Into the newly reignited drama over the U.S.-Mexico border comes the animated series "Bordertown," which Fox clearly hopes is seen as a stinging satire of inordinate timeliness.
Unfortunately, as created by "Family Guy's" Mark Hentemann, it is just the latest model from executive producer Seth MacFarlane's show factory, which continues to work almost exclusively in the medium of "Daddy's a loud-mouthed moron." (See also: "Family Guy," "American Dad" and "The Cleveland Show.")
Moronic fathers (and physically and/or mentally absent mothers) are, of course, a keystone of TV in general and TV animation in particular. From "The Flintstones," a modern stone-age version of "The Honeymooners," to "The Simpsons," "classic" animated series invariably revolve around the foibles of dimwitted, often angry and bigoted but essentially good-hearted(!) men used, by their creators, as stand-ins for "real Americans."
That angry bigots are rarely good-hearted does not seem to occur, nor does the notion that all Americans are "real" and more than half are female, though every Dumb Dad is invariably surrounded by a family/posse/foil there to represent the "less real" among us.
The Dumb Dad of "Bordertown" is such a real American his name is Bud. Voiced by Hank Azaria, Bud is a border guard in the fictional town of Mexifornia, where he and his family live next to Ernesto Gonzalez (Nicholas Gonzalez), a hard-working immigrant with a successful lawn and gardening business.
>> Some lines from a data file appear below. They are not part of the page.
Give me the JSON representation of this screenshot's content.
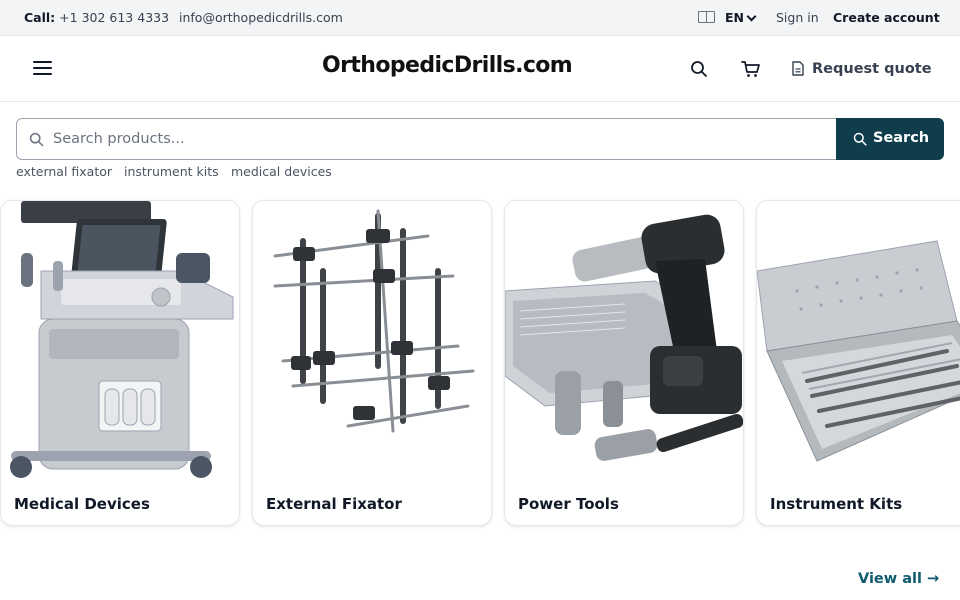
{
  "topbar": {
    "contact_label": "Call:",
    "contact_phone": "+1 302 613 4333",
    "email": "info@orthopedicdrills.com",
    "language": "EN",
    "sign_in": "Sign in",
    "create_account": "Create account"
  },
  "header": {
    "logo": "OrthopedicDrills.com",
    "request_quote": "Request quote"
  },
  "search": {
    "placeholder": "Search products...",
    "value": "",
    "button_label": "Search",
    "suggestions": [
      "external fixator",
      "instrument kits",
      "medical devices"
    ]
  },
  "categories": [
    {
      "title": "Medical Devices",
      "icon": "ultrasound-machine"
    },
    {
      "title": "External Fixator",
      "icon": "external-fixator-frame"
    },
    {
      "title": "Power Tools",
      "icon": "surgical-drill"
    },
    {
      "title": "Instrument Kits",
      "icon": "instrument-tray"
    }
  ],
  "view_all": "View all →",
  "colors": {
    "primary": "#0f3d4c",
    "link": "#0f5a6e",
    "topbar_bg": "#f3f4f6"
  }
}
While Bud says all the things Hentemann and his writers imagine anti-immigration supporters feel — that white men are the new servant class while immigrants have become "the Man" — Ernesto remains a model of tolerance toward Bud and his own son, J.C. (also voiced by Gonzalez), who, in a bid for equal opportunity satire, is as absurdly liberal as Bud is conservative.
"How can I get a job when there's all this talk of a border wall?" J.C. says in the pilot. "Of course," Ernesto replies. "You must wait until all the problems of the world are solved."
The rest of the two families are equally constructed for maximum viewer familiarity. Bud has a more open-minded, and mostly absent, wife (Alex Borstein), a Honey Boo Boo like daughter (whose pet pig is the most lovable thing about "Bordertown") and liberal yet strangely cowed daughter (also voiced by Borstein) who is in love with J.C. (cue some mildly misogynistic sex jokes).
Bud's fury over their engagement fuels the pilot, while the second episode deals more directly with current events: The citizens of Mexifornia vote to construct an enormous wall (what a surprise!), with all sorts of predictable and only sporadically hilarious results. For reasons of their own, the writers chose to undermine the episode with a long-running alien-abduction rape joke.
More about exposing absurdity than changing minds, satire is often as angry and offensive as its subject (a joke about Bill Maher seems particularly pointed). But the best satire acknowledges the humanity of both its subject and its audience. "Bordertown" seems too caught up in its own suddenly timely cleverness to bother. Bud and Ernesto are each so one-dimensional that they seem caricatures not of the immigration issues but of a liberal, and very limited view, of the immigration issue. And that can't be what Hentemann intended.